## Exercise aim
The records below need to be copied in full. Match them exactly.

Items listed in a dataset

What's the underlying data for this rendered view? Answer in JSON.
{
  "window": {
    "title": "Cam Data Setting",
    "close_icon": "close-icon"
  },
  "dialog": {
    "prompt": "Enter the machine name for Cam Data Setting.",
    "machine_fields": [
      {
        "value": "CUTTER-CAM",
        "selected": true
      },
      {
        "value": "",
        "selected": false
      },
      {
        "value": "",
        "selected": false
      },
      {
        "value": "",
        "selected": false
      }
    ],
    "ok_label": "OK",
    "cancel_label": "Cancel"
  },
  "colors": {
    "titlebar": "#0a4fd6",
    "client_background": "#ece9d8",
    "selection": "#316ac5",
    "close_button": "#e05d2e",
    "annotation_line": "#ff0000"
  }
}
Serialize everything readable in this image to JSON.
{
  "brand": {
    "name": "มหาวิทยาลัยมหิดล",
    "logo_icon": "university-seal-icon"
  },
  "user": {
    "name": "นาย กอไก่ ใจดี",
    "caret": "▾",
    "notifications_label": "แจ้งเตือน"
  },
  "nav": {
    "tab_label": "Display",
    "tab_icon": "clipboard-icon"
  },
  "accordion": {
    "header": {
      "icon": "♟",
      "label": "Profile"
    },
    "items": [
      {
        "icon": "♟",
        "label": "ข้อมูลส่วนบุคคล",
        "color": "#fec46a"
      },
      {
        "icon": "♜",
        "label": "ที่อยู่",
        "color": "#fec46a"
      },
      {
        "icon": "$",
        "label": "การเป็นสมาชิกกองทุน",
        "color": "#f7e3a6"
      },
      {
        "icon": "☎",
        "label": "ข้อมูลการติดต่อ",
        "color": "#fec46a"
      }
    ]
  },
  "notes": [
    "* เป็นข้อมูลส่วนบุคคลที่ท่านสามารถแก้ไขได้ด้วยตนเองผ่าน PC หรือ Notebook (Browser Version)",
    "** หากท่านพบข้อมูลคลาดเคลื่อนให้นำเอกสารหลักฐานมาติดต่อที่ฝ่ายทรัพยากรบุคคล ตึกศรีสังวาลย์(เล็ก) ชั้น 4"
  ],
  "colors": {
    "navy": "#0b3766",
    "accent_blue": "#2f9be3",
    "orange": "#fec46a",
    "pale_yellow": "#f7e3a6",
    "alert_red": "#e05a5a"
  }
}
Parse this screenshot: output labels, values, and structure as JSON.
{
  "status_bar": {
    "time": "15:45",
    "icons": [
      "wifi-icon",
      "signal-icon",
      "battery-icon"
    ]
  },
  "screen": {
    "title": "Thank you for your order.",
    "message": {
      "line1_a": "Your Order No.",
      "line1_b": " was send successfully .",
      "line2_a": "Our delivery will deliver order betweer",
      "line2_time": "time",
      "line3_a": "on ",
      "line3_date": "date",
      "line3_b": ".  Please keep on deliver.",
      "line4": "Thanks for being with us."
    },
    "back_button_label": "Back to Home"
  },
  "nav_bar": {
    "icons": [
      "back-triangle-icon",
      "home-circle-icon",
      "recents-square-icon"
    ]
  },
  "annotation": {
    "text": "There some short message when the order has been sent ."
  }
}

## Answer box
What's the underlying data for this rendered view? Answer in JSON.
{
  "window": {
    "title": "Cam Data Setting",
    "close_icon": "close-icon"
  },
  "dialog": {
    "prompt": "Enter the machine name for Cam Data Setting.",
    "machine_fields": [
      {
        "value": "CUTTER-CAM",
        "selected": true
      },
      {
        "value": "",
        "selected": false
      },
      {
        "value": "",
        "selected": false
      },
      {
        "value": "",
        "selected": false
      }
    ],
    "ok_label": "OK",
    "cancel_label": "Cancel"
  },
  "colors": {
    "titlebar": "#0a4fd6",
    "client_background": "#ece9d8",
    "selection": "#316ac5",
    "close_button": "#e05d2e",
    "annotation_line": "#ff0000"
  }
}
Serialize everything readable in this image to JSON.
{
  "brand": {
    "name": "มหาวิทยาลัยมหิดล",
    "logo_icon": "university-seal-icon"
  },
  "user": {
    "name": "นาย กอไก่ ใจดี",
    "caret": "▾",
    "notifications_label": "แจ้งเตือน"
  },
  "nav": {
    "tab_label": "Display",
    "tab_icon": "clipboard-icon"
  },
  "accordion": {
    "header": {
      "icon": "♟",
      "label": "Profile"
    },
    "items": [
      {
        "icon": "♟",
        "label": "ข้อมูลส่วนบุคคล",
        "color": "#fec46a"
      },
      {
        "icon": "♜",
        "label": "ที่อยู่",
        "color": "#fec46a"
      },
      {
        "icon": "$",
        "label": "การเป็นสมาชิกกองทุน",
        "color": "#f7e3a6"
      },
      {
        "icon": "☎",
        "label": "ข้อมูลการติดต่อ",
        "color": "#fec46a"
      }
    ]
  },
  "notes": [
    "* เป็นข้อมูลส่วนบุคคลที่ท่านสามารถแก้ไขได้ด้วยตนเองผ่าน PC หรือ Notebook (Browser Version)",
    "** หากท่านพบข้อมูลคลาดเคลื่อนให้นำเอกสารหลักฐานมาติดต่อที่ฝ่ายทรัพยากรบุคคล ตึกศรีสังวาลย์(เล็ก) ชั้น 4"
  ],
  "colors": {
    "navy": "#0b3766",
    "accent_blue": "#2f9be3",
    "orange": "#fec46a",
    "pale_yellow": "#f7e3a6",
    "alert_red": "#e05a5a"
  }
}
Parse this screenshot: output labels, values, and structure as JSON.
{
  "status_bar": {
    "time": "15:45",
    "icons": [
      "wifi-icon",
      "signal-icon",
      "battery-icon"
    ]
  },
  "screen": {
    "title": "Thank you for your order.",
    "message": {
      "line1_a": "Your Order No.",
      "line1_b": " was send successfully .",
      "line2_a": "Our delivery will deliver order betweer",
      "line2_time": "time",
      "line3_a": "on ",
      "line3_date": "date",
      "line3_b": ".  Please keep on deliver.",
      "line4": "Thanks for being with us."
    },
    "back_button_label": "Back to Home"
  },
  "nav_bar": {
    "icons": [
      "back-triangle-icon",
      "home-circle-icon",
      "recents-square-icon"
    ]
  },
  "annotation": {
    "text": "There some short message when the order has been sent ."
  }
}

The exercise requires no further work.